  • New South Wales to phase out QR code check-ins after Premier’s backflip  
  • QR code check-ins will be phased out by the end of January 
  • Mask mandates are also set to go by the end of next month 

New South Wales is preparing to ditch mandatory QR code check-ins by the end of January.

Deputy Premier Paul Toole told Sunrise the government is preparing to ‘phase out’ mandatory sign ins at events, hospitality and retail venues as it moves to the ‘next phase’ of the pandemic. 

QR code check-ins are set to be ditched again in New South Wales

He said NSW will ‘move away’ from mandatory QR code check-ins from January 27, when mask rules are also expected to ease.  

‘QR codes have played an important part in this COVID pandemic, but I think we’re moving to the next phase,’ Mr Toole said.

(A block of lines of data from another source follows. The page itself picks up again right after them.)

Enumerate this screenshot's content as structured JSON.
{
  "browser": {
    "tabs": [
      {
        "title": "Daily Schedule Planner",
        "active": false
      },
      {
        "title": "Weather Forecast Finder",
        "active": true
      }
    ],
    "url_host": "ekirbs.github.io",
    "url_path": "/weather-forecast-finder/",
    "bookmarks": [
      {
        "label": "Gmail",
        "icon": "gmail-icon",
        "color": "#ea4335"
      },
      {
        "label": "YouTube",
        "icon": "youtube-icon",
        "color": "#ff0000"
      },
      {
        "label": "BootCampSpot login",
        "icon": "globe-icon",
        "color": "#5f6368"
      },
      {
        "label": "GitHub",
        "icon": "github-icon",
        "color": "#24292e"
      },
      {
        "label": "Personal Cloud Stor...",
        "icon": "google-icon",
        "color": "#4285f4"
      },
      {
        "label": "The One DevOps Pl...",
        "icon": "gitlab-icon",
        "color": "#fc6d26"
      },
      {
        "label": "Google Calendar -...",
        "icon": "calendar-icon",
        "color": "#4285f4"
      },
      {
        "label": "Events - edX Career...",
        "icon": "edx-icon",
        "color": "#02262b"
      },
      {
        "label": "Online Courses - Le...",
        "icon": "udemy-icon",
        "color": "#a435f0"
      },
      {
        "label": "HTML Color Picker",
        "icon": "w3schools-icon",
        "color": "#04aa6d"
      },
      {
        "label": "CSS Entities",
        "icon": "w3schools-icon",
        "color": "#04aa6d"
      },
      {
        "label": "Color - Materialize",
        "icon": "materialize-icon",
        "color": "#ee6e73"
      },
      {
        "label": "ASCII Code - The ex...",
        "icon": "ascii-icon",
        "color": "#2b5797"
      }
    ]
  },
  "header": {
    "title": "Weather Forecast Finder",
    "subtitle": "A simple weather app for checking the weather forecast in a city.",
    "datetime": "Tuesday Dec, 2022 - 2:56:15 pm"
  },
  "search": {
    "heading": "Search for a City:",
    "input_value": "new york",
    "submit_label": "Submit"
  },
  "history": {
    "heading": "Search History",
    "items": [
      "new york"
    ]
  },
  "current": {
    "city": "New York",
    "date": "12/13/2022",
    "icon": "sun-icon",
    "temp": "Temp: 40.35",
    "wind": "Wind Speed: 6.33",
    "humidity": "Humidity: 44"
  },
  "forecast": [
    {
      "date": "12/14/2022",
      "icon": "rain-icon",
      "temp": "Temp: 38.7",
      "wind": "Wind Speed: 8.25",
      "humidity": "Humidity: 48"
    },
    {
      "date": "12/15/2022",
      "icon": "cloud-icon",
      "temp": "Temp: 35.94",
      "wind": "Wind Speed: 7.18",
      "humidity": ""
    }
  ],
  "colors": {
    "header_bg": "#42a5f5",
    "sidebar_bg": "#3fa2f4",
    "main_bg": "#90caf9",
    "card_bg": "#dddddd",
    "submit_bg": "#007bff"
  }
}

‘What we’ve seen is the people of NSW have come forward, they’ve got double vaxxed, and that was the best way of protecting themselves and their community.’

The decision to move away from QR codes comes just a week after Premier Dominic Perrottet backflipped and confirmed that NSW would reintroduce mandatory QR check-ins at retail and hospitality venues just a week after relaxing the rules.

It was an astonishing backflip by Mr Perrottet given he has railed against mask mandates and preached personal responsibility, backed up by Prime Minister Scott Morrison. 

The decision to ditch QR codes once again comes as the state government makes huge changes to close contact rules. 

Positive cases regardless of vaccination status will be able to leave isolation seven days after their positive test, but will need to return a negative rapid antigen test on day six.

A close contact will only cover household or intimate contacts who spent more than four hours with a positive case, states and territories agreed at an emergency national cabinet meeting on Thursday.

Close contacts will only need a rapid antigen test and will be able to leave isolation after seven days if they return a negative rapid antigen test on day six.

Chief medical officer Paul Kelly said the four-hour threshold was a way of dealing with the increased caseload.

It comes as testing clinics across the eastern states struggle with extreme demand and massive queues, and result turnaround times blowout. 

What are the new close contact rules? 

New definition of close contact: Someone who has spent at least four hours in a household or a care facility with a positive case. Workplaces do not count.

New isolation period: Positive people and close contacts must isolate for seven days or 10 in SA

Timing: NSW, Victoria, Queensland, South Australia and the ACT will implement the changes at midnight.

Tasmania will follow on January 1 while the Northern Territory and Western Australia will not adopt the scheme until they get more Covid cases in the weeks ahead.